The death of the Buddha is the subject of this fine schist panel. The Buddha Shakyamuni lies on his right side, his haloed head rests on a cushion, and his body and feet are enveloped in his robe. His bed cover is an elegant textile. The seated monk being pulled aside in front of the bed is usually identified as Ananda, a disciple who always traveled with the Buddha and who is credited as the only follower to have heard the complete doctrine.
Behind the bed is a group of mourners reacting with emotion to the Buddha's death; one holds his hands to the sides of his head, one stands with bowed head, and one stares unseeingly. Such displays of emotion are absent in Gandharan art except in representations of the parinirvana. The parinirvana is the last of the four primary life events. Dying his final death, the Buddha ended his samsaric cycle and passed into nirvana.
The reaction of these mourners contrasts with that of the Buddha's last convert, Subhadra, seen at the lower right; he sits with his back toward us, looking on at Shakyamuni without demonstration of grief since he realizes the Buddha has reached nirvana. Subhadra was an ascetic, like the initial converts at the first sermon, as indicated by his tripod. At the feet of Shakyamuni is another monk, sometimes identified as Anuruddha who is seen here consoling the monks and admonishing their future course of action, reminding them of the Buddha's decree to follow the dharma. The scene is flanked by two sal trees, and from the trees fly arboreal spirits who join in the universal sorrow.
In various versions of the Mahaparini, the texts tell us that when the Buddha was eighty he ate a bad meal near the city of Kushinagara, fell ill, lay down between two trees with his head pointed north, and died. The death of the Buddha, or parinirvana, was extremely important to Gandharan Buddhists because, although the Buddha had reached a state of enlightenment in the middle of his life, at the moment of his death he ceased to exist and entered nirvana. At this point his body - the relics - became available for veneration. Gandharan narrative sculpture often depicts the Buddha's cremation, the division of the relics, and their transport to the stupas where they were ultimately enshrined and venerated. The stupa itself probably always symbolized the Buddha's death, but the concept of representing the moment of ultimate transcendence (nirvana) through a narrative image became increasingly important beginning in the second century A.D.

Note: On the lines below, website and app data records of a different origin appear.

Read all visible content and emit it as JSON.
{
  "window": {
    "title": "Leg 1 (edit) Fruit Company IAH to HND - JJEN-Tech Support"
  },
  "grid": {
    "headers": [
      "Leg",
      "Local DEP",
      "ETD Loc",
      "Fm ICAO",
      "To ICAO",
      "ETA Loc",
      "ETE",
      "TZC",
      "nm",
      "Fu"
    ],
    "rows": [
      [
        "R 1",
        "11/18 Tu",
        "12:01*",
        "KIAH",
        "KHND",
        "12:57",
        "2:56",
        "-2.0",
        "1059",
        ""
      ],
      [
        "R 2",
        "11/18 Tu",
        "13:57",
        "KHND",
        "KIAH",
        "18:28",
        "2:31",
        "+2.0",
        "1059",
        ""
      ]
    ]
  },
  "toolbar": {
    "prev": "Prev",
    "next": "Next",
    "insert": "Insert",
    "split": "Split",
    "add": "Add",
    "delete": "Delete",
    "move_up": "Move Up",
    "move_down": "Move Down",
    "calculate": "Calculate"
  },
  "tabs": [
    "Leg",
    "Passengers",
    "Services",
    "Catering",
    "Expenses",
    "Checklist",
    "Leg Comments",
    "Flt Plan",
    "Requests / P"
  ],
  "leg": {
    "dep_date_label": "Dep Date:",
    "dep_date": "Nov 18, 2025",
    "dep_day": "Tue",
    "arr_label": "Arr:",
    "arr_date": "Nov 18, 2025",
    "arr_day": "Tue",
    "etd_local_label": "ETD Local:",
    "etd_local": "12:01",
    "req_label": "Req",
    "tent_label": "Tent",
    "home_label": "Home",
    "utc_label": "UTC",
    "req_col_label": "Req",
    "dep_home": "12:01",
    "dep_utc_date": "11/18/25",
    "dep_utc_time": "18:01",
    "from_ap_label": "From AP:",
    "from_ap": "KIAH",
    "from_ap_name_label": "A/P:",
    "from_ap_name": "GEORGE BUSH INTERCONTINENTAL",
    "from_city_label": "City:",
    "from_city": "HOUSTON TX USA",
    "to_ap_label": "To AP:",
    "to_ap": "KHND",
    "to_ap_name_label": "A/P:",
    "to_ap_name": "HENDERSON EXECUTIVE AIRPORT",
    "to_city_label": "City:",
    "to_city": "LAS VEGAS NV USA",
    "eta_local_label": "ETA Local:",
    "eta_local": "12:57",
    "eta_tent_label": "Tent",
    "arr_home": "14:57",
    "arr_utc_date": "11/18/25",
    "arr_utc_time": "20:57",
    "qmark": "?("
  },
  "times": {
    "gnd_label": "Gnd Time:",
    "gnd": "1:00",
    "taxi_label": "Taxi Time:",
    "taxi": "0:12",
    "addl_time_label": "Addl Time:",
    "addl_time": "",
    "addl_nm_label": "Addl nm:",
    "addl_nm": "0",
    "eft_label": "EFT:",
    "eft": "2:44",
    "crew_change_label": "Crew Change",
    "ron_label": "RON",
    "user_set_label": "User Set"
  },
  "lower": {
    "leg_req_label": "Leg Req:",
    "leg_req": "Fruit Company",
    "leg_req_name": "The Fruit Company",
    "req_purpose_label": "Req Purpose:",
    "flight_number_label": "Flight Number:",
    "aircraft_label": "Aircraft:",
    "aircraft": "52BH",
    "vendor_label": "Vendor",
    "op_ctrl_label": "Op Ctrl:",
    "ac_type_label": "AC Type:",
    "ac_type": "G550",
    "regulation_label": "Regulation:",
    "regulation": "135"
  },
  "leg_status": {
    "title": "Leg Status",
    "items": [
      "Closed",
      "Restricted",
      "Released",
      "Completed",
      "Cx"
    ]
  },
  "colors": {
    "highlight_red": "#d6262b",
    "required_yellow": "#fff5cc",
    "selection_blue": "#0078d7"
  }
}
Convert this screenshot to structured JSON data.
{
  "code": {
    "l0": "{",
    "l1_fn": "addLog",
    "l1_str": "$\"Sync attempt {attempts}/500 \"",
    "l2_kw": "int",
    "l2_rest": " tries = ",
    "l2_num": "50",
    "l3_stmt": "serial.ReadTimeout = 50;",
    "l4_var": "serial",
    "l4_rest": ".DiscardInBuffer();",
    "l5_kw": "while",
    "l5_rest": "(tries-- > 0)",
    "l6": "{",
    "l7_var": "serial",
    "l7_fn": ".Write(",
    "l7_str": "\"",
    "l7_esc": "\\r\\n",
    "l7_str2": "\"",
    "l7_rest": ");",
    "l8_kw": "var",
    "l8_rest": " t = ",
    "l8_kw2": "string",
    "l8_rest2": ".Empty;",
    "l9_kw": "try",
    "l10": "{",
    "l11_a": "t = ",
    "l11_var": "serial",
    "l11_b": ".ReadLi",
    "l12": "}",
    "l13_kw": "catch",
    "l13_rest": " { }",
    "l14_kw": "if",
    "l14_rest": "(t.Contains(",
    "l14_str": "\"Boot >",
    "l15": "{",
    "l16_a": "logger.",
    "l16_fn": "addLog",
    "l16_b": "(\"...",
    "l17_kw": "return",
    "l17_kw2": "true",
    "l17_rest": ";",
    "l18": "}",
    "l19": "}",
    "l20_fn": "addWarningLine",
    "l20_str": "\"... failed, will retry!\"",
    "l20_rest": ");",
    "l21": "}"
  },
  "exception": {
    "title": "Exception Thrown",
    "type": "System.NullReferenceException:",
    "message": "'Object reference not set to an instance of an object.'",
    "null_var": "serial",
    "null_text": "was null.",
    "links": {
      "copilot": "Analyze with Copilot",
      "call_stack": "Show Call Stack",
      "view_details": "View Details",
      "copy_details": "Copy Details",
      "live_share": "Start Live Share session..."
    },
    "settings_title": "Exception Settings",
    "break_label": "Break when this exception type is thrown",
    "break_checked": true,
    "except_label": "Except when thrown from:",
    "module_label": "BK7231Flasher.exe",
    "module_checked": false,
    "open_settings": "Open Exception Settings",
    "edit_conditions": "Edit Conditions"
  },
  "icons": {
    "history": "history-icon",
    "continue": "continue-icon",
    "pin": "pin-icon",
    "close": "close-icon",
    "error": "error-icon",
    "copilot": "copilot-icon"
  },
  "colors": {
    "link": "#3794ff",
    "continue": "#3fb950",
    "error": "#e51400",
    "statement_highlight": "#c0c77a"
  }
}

For related examples, see Ingholt, Harold. Gandharan Art in Pakistan. Pantheon Books Inc (1957) figure 139 and Behrendt, K.A. "The Art of Gandhara in the Metropolitan Museum of Art", 2007 MOMA.
Bibliography: Behrendt, K.A. "The Art of Gandhara in the Metropolitan Museum of Art", 2007 MOMA.
Condition: Intact fragment as described, side panel decoration mostly lost, small loss to center of bottom frame but in very fine condition overall. Loss to the face of three figures, but all very finely carved with curly hair and large, rimmed eyes. The draping folds of their robes are beautifully rendered, revealing and accentuating the movement of the bodies. Museum quality custom mount.
Dimensions: height 8.5 inches (22 centimeters), width 14 inches (35.5 centimeters)
Provenance: The Bernice Longazel Collection of Gandharan Art, assembled in the early 1960's.